• **WORK INSTRUCTIONS**:
The answer must be a single number: the count of lines in these records that hold "requests".

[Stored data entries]

-.-.-

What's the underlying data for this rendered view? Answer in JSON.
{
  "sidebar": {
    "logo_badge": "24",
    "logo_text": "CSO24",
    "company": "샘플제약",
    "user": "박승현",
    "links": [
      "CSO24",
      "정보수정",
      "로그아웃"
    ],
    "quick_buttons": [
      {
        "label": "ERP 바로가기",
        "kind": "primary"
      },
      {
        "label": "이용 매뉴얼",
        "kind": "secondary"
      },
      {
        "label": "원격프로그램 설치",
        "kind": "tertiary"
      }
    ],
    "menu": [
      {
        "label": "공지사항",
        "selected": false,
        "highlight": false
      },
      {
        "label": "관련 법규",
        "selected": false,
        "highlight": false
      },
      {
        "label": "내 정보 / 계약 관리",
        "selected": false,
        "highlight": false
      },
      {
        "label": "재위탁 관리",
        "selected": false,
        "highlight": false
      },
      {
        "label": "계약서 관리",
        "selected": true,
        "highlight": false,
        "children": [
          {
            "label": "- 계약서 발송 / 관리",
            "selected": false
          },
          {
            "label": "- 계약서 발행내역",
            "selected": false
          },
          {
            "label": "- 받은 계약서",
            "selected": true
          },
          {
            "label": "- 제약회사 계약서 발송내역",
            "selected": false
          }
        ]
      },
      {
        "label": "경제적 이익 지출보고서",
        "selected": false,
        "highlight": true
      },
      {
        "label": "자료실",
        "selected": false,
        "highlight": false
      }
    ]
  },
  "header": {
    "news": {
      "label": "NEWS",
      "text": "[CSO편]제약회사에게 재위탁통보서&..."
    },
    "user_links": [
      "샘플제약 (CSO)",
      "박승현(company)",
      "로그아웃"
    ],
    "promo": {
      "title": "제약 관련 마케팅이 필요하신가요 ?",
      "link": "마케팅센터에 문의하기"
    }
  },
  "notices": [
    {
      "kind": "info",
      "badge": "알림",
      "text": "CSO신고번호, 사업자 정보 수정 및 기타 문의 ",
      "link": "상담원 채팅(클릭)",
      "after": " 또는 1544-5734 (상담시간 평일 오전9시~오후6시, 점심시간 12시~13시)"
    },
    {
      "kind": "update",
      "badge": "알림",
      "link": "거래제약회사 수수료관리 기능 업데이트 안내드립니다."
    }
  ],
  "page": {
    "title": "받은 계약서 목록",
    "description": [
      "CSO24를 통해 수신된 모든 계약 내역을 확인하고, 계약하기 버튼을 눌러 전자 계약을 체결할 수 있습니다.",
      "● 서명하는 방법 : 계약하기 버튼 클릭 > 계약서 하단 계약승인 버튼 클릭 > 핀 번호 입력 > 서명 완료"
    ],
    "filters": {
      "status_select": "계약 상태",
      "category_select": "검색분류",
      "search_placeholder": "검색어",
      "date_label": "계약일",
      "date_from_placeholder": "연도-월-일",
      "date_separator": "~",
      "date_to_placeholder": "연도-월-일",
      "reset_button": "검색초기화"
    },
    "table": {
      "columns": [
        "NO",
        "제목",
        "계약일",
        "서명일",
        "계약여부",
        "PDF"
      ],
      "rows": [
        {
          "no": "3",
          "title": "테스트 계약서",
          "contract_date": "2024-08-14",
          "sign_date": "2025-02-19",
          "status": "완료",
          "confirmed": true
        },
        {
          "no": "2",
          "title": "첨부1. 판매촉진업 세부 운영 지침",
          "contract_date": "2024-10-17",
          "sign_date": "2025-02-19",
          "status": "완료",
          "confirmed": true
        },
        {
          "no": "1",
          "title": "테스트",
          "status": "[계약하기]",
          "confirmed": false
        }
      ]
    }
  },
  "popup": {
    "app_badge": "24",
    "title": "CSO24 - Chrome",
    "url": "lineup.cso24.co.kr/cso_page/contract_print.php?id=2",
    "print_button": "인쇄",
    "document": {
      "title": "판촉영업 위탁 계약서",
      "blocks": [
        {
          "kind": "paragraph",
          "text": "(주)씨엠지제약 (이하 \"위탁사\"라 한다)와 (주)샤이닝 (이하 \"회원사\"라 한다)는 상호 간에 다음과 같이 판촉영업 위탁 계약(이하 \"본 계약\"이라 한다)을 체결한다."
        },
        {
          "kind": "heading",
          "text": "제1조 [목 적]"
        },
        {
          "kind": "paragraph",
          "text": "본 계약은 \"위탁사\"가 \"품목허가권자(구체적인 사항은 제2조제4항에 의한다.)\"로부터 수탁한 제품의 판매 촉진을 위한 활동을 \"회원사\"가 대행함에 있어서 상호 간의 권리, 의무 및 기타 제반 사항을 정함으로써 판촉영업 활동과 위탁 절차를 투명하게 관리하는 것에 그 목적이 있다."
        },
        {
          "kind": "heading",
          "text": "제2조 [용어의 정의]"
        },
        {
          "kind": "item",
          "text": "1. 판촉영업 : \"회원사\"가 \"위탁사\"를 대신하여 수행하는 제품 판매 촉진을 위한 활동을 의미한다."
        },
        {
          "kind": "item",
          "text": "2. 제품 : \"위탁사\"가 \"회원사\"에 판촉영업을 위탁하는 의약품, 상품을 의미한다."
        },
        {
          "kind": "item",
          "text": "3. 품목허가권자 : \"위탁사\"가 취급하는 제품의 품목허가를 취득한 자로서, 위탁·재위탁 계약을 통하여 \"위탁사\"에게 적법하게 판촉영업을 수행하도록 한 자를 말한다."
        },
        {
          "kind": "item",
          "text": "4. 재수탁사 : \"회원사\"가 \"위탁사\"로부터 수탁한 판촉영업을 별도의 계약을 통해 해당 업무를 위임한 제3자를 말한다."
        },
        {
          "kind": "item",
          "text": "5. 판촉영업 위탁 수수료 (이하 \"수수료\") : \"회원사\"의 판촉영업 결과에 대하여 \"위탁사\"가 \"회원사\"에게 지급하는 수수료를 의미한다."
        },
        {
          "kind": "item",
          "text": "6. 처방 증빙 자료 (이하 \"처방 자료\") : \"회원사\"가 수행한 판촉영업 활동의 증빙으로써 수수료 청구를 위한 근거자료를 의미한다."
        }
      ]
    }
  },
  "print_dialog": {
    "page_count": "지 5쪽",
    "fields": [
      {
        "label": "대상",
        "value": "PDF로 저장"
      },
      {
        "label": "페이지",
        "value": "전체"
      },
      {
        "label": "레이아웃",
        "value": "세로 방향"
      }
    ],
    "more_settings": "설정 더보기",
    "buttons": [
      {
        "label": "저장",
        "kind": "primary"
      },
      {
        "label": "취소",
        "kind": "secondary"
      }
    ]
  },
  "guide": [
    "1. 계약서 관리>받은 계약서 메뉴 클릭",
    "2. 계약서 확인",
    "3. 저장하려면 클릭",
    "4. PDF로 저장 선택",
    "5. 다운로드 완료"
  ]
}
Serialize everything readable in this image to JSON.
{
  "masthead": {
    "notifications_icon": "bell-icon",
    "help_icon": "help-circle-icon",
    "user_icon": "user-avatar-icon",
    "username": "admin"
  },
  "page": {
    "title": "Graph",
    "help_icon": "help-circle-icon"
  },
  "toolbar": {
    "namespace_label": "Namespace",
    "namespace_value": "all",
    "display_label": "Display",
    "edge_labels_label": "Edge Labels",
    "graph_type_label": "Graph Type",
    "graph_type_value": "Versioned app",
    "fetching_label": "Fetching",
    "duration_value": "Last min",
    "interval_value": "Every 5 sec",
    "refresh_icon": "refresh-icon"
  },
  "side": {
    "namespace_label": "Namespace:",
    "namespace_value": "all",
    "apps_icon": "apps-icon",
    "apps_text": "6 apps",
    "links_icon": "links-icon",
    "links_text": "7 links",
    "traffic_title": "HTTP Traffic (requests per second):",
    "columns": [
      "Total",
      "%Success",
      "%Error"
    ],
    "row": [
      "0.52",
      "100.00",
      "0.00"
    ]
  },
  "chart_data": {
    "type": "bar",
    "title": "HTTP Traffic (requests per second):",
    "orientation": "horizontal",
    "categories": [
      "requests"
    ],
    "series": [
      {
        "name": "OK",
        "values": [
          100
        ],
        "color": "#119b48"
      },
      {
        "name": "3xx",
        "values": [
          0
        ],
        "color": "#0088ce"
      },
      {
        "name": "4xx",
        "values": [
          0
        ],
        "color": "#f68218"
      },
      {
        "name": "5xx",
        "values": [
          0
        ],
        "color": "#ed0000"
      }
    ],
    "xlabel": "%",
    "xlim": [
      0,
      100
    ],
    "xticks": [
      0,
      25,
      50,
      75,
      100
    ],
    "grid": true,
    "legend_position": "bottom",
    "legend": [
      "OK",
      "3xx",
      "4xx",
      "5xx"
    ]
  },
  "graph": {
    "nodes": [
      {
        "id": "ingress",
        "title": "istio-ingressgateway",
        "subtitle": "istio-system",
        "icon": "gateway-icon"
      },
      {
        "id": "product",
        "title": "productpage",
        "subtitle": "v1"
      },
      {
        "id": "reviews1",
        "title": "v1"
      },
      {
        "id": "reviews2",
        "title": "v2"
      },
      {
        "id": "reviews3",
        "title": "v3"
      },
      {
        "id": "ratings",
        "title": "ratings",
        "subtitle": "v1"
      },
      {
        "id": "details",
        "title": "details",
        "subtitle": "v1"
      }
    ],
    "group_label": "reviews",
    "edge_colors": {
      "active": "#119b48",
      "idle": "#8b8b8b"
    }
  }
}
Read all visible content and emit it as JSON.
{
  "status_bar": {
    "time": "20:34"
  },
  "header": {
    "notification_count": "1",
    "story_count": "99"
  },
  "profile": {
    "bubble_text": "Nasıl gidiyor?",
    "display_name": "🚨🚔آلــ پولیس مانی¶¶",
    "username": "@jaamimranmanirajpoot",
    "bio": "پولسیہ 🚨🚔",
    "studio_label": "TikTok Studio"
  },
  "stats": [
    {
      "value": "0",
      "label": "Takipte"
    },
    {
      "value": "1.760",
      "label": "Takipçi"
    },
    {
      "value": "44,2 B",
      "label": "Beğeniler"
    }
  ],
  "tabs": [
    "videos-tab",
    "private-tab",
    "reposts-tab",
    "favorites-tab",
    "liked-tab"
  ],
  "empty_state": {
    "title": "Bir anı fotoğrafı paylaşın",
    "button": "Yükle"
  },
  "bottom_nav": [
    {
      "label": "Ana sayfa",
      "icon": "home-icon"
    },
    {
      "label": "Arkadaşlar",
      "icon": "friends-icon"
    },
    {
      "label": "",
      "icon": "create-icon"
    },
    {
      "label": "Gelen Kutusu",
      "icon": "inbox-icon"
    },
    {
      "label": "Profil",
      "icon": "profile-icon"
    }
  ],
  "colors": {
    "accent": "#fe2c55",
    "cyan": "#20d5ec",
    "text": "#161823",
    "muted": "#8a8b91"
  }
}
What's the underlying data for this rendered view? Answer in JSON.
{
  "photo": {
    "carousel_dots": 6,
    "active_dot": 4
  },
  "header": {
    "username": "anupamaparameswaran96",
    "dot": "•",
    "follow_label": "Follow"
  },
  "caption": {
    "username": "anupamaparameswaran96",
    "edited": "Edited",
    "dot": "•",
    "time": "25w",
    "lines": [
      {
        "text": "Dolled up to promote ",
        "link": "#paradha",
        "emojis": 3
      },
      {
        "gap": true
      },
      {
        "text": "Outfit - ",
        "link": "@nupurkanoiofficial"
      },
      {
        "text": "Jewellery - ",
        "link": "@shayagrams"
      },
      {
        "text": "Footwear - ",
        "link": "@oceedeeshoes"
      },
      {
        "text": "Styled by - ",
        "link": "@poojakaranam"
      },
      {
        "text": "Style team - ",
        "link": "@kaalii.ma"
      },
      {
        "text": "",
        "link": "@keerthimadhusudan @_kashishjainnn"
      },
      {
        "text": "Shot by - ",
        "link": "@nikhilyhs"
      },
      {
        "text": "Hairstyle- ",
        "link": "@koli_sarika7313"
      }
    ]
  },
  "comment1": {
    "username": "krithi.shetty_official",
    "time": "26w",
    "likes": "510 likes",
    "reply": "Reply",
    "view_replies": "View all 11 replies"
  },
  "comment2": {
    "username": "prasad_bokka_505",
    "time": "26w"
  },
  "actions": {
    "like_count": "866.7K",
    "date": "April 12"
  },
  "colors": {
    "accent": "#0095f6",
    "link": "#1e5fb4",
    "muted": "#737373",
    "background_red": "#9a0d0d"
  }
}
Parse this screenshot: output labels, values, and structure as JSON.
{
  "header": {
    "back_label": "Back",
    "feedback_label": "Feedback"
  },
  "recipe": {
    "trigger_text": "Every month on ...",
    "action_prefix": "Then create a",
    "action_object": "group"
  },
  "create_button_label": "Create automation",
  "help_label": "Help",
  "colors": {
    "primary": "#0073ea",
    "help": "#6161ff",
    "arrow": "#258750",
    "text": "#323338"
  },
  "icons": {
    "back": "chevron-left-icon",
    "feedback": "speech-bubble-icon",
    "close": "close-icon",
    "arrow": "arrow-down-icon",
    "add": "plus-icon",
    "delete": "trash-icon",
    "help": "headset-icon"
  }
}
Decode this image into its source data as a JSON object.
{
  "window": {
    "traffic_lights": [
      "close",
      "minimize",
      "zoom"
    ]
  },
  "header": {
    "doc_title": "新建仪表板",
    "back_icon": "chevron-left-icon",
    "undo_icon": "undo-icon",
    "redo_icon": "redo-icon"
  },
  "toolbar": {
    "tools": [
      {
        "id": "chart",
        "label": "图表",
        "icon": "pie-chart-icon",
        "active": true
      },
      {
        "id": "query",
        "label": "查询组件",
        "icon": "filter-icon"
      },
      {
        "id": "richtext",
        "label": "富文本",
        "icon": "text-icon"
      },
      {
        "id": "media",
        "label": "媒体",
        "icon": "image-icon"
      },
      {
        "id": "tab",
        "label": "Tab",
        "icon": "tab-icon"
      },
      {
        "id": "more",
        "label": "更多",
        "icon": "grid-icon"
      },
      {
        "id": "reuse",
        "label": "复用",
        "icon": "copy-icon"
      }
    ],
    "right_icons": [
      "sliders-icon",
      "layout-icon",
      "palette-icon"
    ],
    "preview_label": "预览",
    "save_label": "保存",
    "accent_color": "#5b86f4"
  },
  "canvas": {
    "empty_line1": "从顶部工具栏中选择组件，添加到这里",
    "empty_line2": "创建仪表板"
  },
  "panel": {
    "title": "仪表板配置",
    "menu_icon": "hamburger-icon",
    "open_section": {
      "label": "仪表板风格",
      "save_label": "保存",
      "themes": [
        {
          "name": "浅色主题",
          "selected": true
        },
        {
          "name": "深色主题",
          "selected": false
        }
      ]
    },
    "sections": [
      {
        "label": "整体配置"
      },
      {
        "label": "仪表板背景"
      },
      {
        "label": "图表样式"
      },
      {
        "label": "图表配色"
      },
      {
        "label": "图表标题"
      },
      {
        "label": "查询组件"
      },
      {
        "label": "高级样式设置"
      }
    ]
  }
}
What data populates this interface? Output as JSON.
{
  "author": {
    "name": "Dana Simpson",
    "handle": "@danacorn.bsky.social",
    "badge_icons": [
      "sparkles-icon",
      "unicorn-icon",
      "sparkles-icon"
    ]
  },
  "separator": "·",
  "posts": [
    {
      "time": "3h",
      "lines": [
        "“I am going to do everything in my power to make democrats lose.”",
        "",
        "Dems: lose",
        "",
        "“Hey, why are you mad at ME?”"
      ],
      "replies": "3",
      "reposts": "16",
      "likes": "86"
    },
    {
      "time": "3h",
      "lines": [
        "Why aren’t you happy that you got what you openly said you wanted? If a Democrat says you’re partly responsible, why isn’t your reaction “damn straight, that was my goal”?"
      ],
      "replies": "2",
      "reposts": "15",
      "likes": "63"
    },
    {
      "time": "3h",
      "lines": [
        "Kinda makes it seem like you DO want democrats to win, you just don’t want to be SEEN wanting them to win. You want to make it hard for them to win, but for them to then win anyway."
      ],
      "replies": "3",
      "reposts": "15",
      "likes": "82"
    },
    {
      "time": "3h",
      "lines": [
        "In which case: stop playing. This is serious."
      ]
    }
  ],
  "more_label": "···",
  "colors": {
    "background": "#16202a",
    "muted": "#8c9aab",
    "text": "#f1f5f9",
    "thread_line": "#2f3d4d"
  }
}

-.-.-

• **SOLUTION FOR THIS EXERCISE**:
3